Here are some tips:
Find out what the complaint process is at the service – every service will have one.
It is always better to make a formal complaint in writing. Not only is it taken more seriously, no-one can add in words you don’t mean or take something the wrong way. Get someone to check it for sense and typos. If you don’t have anyone to help, call NUAA and we can find you a peer mentor to help you.
Be calm and courteous in your written complaint and in all dealings with the service.
Keep a diary so you have a record of events when you go to make your complaint.
Give specific examples of where you feel your rights have been overlooked in terms of the “Australian Charter of Healthcare Rights” and/or the OTP guidelines.
Include dates, incidents and circumstances.
Be clear about what you want changed, e.g. you can ask for certain decisions to be reconsidered (e.g. the number of takeaways you are allowed) or that the doctor or other staff be given stigma and discrimination training (NUAA provides great courses).
As part of a service’s complaints process, they will have to get back to you within a certain number of days. If they haven’t, send them a polite reminder.
Making a complaint through the Health Care Complaints Commission (HCCC)
If you didn’t get a reasonable response when you complained to the service or if the care you received from your prescriber was particularly bad or harmful, you can file a formal complaint with the office of the NSW HCCC (1800 043 159 or www.hccc.nsw.gov.au).
The HCCC gives you a voice and provides some protection against a service making things harder for you if you complain about them.
In general, you can complain to the HCCC about the professional conduct of a health practitioner and/or the clinical care and treatment provided by an individual or organisation. Note that they cannot make a health care provider treat you if they don’t want to or to change their fees.
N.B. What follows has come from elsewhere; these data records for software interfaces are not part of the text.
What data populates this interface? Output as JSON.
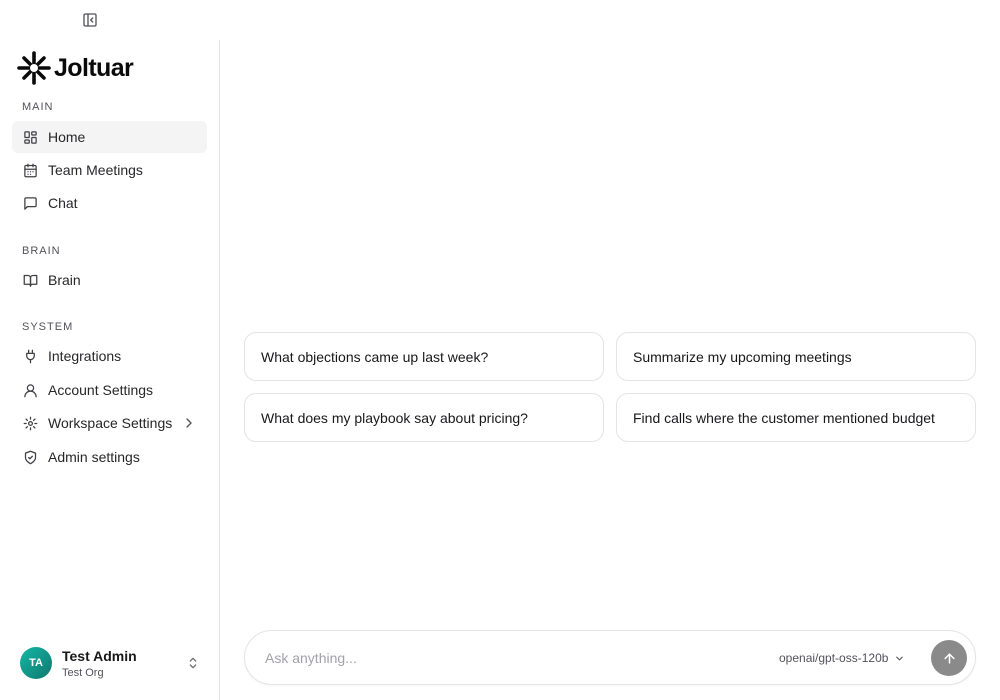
{
  "app": {
    "logo_text": "Joltuar"
  },
  "icons": {
    "collapse": "panel-left-icon",
    "home": "layout-grid-icon",
    "meetings": "calendar-icon",
    "chat": "message-square-icon",
    "brain": "book-open-icon",
    "integrations": "plug-icon",
    "account": "user-icon",
    "workspace": "gear-icon",
    "admin": "shield-check-icon",
    "send": "arrow-up-icon"
  },
  "sidebar": {
    "sections": [
      {
        "label": "MAIN"
      },
      {
        "label": "BRAIN"
      },
      {
        "label": "SYSTEM"
      }
    ],
    "items": [
      {
        "label": "Home",
        "active": true
      },
      {
        "label": "Team Meetings"
      },
      {
        "label": "Chat"
      },
      {
        "label": "Brain"
      },
      {
        "label": "Integrations"
      },
      {
        "label": "Account Settings"
      },
      {
        "label": "Workspace Settings",
        "has_submenu": true
      },
      {
        "label": "Admin settings"
      }
    ],
    "user": {
      "initials": "TA",
      "name": "Test Admin",
      "org": "Test Org"
    }
  },
  "suggestions": [
    "What objections came up last week?",
    "Summarize my upcoming meetings",
    "What does my playbook say about pricing?",
    "Find calls where the customer mentioned budget"
  ],
  "composer": {
    "placeholder": "Ask anything...",
    "value": "",
    "model": "openai/gpt-oss-120b"
  },
  "colors": {
    "active_bg": "#f4f4f5",
    "border": "#e4e4e7",
    "avatar": "#14b8a6",
    "send_button": "#8a8a8a"
  }
}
You should talk to staff at the HCCC first as they can tell you how to lodge a complaint. There is a form to use and they will even help you write your complaint.